Traditional machining methods are known for their accuracy, precision, and surface finish quality, especially when working with metals. They are well suited for producing large quantities at a relatively low cost per part. However, traditional machining methods can be time consuming and expensive for producing complex geometries or low volume production runs. This is an area where 3D printers have clear advantages, some of which are:
One of the significant advantages of 3D printing is speed. Traditional machining methods can take days or even weeks to fabricate a single part, depending upon the complexity and required tooling. 3D printing, on the other hand, can produce a part in a matter of hours, or even minutes. This speed is especially useful for rapidly prototyping or producing parts on demand.
Another advantage of 3D printing is cost. Machining parts in traditional methods can be expensive, especially when producing parts in small quantities. The lack of required tooling for 3D printing eliminates many upfront costs, making low volume production and prototyping feasible. This cost effectiveness makes 3D printing an attractive option for businesses to optimize their production.
3D printing allows for a high degree of customization. With traditional machining methods, making changes to a part design can be time consuming and expensive. With 3D printing, changes can be made quickly and easily, without the need for additional tooling or setup. This customization capability allows for greater design flexibility leading to better product performance.
Another advantage of 3D printing is the ability to create complex geometries. 3D printing allows for intricate designs with internal cavities and intricate shapes that would be difficult to achieve with traditional machining methods. This capability makes 3D printing an attractive option for industries such as aerospace, medical, and automotive, where complex parts are often required.
The FDM Printing Process
At MJS Designs, our Fused Deposition Modeling (FDM) printer to creates tooling, test fixtures, custom enclosures, and rapid prototypes. The general steps involved in the FDM printing process are:
- Design: The first step in the FDM printing process is designing the part to be printed using 3D modeling software. This software exports a 3D model that is compatible with the printer software.

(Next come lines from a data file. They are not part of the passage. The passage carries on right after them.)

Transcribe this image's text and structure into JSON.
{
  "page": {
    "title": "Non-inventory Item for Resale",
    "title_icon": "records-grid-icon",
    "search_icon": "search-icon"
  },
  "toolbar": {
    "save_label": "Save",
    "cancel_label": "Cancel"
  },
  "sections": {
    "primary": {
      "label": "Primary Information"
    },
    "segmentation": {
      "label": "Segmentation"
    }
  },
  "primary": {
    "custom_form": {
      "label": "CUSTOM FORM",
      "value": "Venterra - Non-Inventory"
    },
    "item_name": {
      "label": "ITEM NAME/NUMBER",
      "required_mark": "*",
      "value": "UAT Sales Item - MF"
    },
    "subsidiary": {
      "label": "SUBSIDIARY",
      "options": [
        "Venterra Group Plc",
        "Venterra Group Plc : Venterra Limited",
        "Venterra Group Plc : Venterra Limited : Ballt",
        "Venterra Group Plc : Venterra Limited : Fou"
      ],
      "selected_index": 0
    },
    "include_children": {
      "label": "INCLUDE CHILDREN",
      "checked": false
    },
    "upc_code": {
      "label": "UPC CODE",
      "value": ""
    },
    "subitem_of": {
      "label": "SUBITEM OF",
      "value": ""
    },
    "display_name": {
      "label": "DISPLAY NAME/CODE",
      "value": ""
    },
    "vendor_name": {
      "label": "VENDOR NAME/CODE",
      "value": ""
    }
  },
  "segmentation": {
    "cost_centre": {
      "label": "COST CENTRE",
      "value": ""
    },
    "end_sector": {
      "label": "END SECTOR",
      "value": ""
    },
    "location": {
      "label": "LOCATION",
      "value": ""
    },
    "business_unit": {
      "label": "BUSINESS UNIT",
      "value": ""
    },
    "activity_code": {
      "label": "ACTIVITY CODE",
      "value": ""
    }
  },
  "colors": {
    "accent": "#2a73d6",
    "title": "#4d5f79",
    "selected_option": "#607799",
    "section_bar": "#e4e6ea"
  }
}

- Slicing: Once the 3D model is ready, the next step is to slice the model into layers. Slicing software creates a set of instructions that the printer will refer to when printing the part layer by layer. This software also allows the user to customize the settings for the print, such as the layer height, infill density, and print speed.
- Preparing the printer: Before printing can begin, the printer must be prepared. This involves leveling the build platform to ensure the first layer adheres correctly, loading the filament into the extruder, and setting the print temperature based on the type of filament.
- Printing: Once the printer is ready, the printing process can begin. The printer nozzle moves back and forth along the X and Y axes, while the build platform moves up and down along the Z axis to build up the object layer by layer. The printer will follow the instructions from the slicing software to create the object.
- Post-processing: After the part is finished printing, it may require some post-processing. This can include removing any support structures that were printed along with the part, cleaning up any rough edges or excess material, and sanding the surface for a smoother finish.
The MJS Designs Difference
At MJS Designs, we are committed to providing the best solutions for your tooling, fixtures, custom enclosures, and prototypes. Our team can work with existing 3D models, or create entirely new designs to help you take advantage of the many benefits of 3D printing. Contact us today to learn how we can help with your fabrication needs.